→ ABOUT THIS TASK: Would you repeat each line below precisely as it stands?

(Entries taken from a collection)
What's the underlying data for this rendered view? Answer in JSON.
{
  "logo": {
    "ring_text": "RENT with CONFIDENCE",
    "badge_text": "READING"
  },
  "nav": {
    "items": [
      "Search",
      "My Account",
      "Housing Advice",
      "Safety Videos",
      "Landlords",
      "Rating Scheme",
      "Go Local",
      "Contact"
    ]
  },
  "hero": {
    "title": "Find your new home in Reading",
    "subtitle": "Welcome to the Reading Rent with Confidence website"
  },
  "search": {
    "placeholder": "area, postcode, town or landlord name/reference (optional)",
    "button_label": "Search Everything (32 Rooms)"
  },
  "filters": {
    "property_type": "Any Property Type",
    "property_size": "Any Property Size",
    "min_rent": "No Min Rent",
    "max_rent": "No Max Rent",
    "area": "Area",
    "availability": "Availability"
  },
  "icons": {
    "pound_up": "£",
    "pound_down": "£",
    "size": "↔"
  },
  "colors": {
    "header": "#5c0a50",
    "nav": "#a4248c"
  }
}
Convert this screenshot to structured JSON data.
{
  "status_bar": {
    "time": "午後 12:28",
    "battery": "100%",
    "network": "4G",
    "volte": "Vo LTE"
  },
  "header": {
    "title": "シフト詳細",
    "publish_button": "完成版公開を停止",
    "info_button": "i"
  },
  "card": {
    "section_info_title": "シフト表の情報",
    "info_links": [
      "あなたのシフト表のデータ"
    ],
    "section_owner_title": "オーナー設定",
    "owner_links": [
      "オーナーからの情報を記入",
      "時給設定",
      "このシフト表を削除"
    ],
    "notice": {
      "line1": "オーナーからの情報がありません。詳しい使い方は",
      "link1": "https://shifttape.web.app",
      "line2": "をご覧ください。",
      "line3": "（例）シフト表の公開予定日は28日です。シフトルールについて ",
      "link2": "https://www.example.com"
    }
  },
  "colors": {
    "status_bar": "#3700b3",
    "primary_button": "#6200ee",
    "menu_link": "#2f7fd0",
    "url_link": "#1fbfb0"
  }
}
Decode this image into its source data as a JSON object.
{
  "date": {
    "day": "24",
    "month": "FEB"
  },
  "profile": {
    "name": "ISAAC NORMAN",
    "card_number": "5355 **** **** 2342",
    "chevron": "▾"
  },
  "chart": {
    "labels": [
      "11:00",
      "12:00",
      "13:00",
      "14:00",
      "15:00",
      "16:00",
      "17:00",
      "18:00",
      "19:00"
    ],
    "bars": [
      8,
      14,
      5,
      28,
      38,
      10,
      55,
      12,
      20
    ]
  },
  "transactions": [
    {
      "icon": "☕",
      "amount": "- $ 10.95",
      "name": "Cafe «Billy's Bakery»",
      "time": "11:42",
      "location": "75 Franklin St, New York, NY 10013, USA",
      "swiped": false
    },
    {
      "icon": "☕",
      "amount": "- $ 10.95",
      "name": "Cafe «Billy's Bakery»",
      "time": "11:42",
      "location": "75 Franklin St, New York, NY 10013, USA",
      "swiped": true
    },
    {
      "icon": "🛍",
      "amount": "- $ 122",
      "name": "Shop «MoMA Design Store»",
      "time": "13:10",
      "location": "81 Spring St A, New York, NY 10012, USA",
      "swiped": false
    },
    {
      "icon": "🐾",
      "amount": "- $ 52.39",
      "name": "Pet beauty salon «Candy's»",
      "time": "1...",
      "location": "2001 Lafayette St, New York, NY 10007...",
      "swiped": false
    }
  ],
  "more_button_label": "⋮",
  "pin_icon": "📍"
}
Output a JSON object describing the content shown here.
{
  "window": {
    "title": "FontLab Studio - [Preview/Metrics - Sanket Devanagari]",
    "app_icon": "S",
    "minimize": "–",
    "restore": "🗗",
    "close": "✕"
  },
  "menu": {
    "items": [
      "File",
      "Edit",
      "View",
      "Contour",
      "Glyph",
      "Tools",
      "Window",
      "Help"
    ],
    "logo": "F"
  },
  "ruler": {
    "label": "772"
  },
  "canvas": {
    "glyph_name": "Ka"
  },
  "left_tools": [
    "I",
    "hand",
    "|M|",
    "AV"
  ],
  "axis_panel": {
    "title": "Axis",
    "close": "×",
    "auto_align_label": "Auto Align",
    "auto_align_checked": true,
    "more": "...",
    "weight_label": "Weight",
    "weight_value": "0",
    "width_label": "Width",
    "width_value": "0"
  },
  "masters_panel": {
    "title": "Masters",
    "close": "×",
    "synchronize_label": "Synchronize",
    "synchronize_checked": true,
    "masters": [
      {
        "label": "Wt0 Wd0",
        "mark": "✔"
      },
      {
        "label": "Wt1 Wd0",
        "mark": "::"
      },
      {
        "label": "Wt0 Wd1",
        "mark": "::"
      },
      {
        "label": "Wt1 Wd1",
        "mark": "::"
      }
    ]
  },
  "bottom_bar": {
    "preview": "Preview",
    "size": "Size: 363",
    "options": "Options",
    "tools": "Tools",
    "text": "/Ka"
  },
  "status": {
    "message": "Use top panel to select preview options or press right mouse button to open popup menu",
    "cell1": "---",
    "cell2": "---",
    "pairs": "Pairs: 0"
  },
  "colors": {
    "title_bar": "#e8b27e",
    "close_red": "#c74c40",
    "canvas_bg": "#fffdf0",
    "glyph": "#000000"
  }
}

→ RESULT:
What's the underlying data for this rendered view? Answer in JSON.
{
  "logo": {
    "ring_text": "RENT with CONFIDENCE",
    "badge_text": "READING"
  },
  "nav": {
    "items": [
      "Search",
      "My Account",
      "Housing Advice",
      "Safety Videos",
      "Landlords",
      "Rating Scheme",
      "Go Local",
      "Contact"
    ]
  },
  "hero": {
    "title": "Find your new home in Reading",
    "subtitle": "Welcome to the Reading Rent with Confidence website"
  },
  "search": {
    "placeholder": "area, postcode, town or landlord name/reference (optional)",
    "button_label": "Search Everything (32 Rooms)"
  },
  "filters": {
    "property_type": "Any Property Type",
    "property_size": "Any Property Size",
    "min_rent": "No Min Rent",
    "max_rent": "No Max Rent",
    "area": "Area",
    "availability": "Availability"
  },
  "icons": {
    "pound_up": "£",
    "pound_down": "£",
    "size": "↔"
  },
  "colors": {
    "header": "#5c0a50",
    "nav": "#a4248c"
  }
}
Convert this screenshot to structured JSON data.
{
  "status_bar": {
    "time": "午後 12:28",
    "battery": "100%",
    "network": "4G",
    "volte": "Vo LTE"
  },
  "header": {
    "title": "シフト詳細",
    "publish_button": "完成版公開を停止",
    "info_button": "i"
  },
  "card": {
    "section_info_title": "シフト表の情報",
    "info_links": [
      "あなたのシフト表のデータ"
    ],
    "section_owner_title": "オーナー設定",
    "owner_links": [
      "オーナーからの情報を記入",
      "時給設定",
      "このシフト表を削除"
    ],
    "notice": {
      "line1": "オーナーからの情報がありません。詳しい使い方は",
      "link1": "https://shifttape.web.app",
      "line2": "をご覧ください。",
      "line3": "（例）シフト表の公開予定日は28日です。シフトルールについて ",
      "link2": "https://www.example.com"
    }
  },
  "colors": {
    "status_bar": "#3700b3",
    "primary_button": "#6200ee",
    "menu_link": "#2f7fd0",
    "url_link": "#1fbfb0"
  }
}
Decode this image into its source data as a JSON object.
{
  "date": {
    "day": "24",
    "month": "FEB"
  },
  "profile": {
    "name": "ISAAC NORMAN",
    "card_number": "5355 **** **** 2342",
    "chevron": "▾"
  },
  "chart": {
    "labels": [
      "11:00",
      "12:00",
      "13:00",
      "14:00",
      "15:00",
      "16:00",
      "17:00",
      "18:00",
      "19:00"
    ],
    "bars": [
      8,
      14,
      5,
      28,
      38,
      10,
      55,
      12,
      20
    ]
  },
  "transactions": [
    {
      "icon": "☕",
      "amount": "- $ 10.95",
      "name": "Cafe «Billy's Bakery»",
      "time": "11:42",
      "location": "75 Franklin St, New York, NY 10013, USA",
      "swiped": false
    },
    {
      "icon": "☕",
      "amount": "- $ 10.95",
      "name": "Cafe «Billy's Bakery»",
      "time": "11:42",
      "location": "75 Franklin St, New York, NY 10013, USA",
      "swiped": true
    },
    {
      "icon": "🛍",
      "amount": "- $ 122",
      "name": "Shop «MoMA Design Store»",
      "time": "13:10",
      "location": "81 Spring St A, New York, NY 10012, USA",
      "swiped": false
    },
    {
      "icon": "🐾",
      "amount": "- $ 52.39",
      "name": "Pet beauty salon «Candy's»",
      "time": "1...",
      "location": "2001 Lafayette St, New York, NY 10007...",
      "swiped": false
    }
  ],
  "more_button_label": "⋮",
  "pin_icon": "📍"
}
Output a JSON object describing the content shown here.
{
  "window": {
    "title": "FontLab Studio - [Preview/Metrics - Sanket Devanagari]",
    "app_icon": "S",
    "minimize": "–",
    "restore": "🗗",
    "close": "✕"
  },
  "menu": {
    "items": [
      "File",
      "Edit",
      "View",
      "Contour",
      "Glyph",
      "Tools",
      "Window",
      "Help"
    ],
    "logo": "F"
  },
  "ruler": {
    "label": "772"
  },
  "canvas": {
    "glyph_name": "Ka"
  },
  "left_tools": [
    "I",
    "hand",
    "|M|",
    "AV"
  ],
  "axis_panel": {
    "title": "Axis",
    "close": "×",
    "auto_align_label": "Auto Align",
    "auto_align_checked": true,
    "more": "...",
    "weight_label": "Weight",
    "weight_value": "0",
    "width_label": "Width",
    "width_value": "0"
  },
  "masters_panel": {
    "title": "Masters",
    "close": "×",
    "synchronize_label": "Synchronize",
    "synchronize_checked": true,
    "masters": [
      {
        "label": "Wt0 Wd0",
        "mark": "✔"
      },
      {
        "label": "Wt1 Wd0",
        "mark": "::"
      },
      {
        "label": "Wt0 Wd1",
        "mark": "::"
      },
      {
        "label": "Wt1 Wd1",
        "mark": "::"
      }
    ]
  },
  "bottom_bar": {
    "preview": "Preview",
    "size": "Size: 363",
    "options": "Options",
    "tools": "Tools",
    "text": "/Ka"
  },
  "status": {
    "message": "Use top panel to select preview options or press right mouse button to open popup menu",
    "cell1": "---",
    "cell2": "---",
    "pairs": "Pairs: 0"
  },
  "colors": {
    "title_bar": "#e8b27e",
    "close_red": "#c74c40",
    "canvas_bg": "#fffdf0",
    "glyph": "#000000"
  }
}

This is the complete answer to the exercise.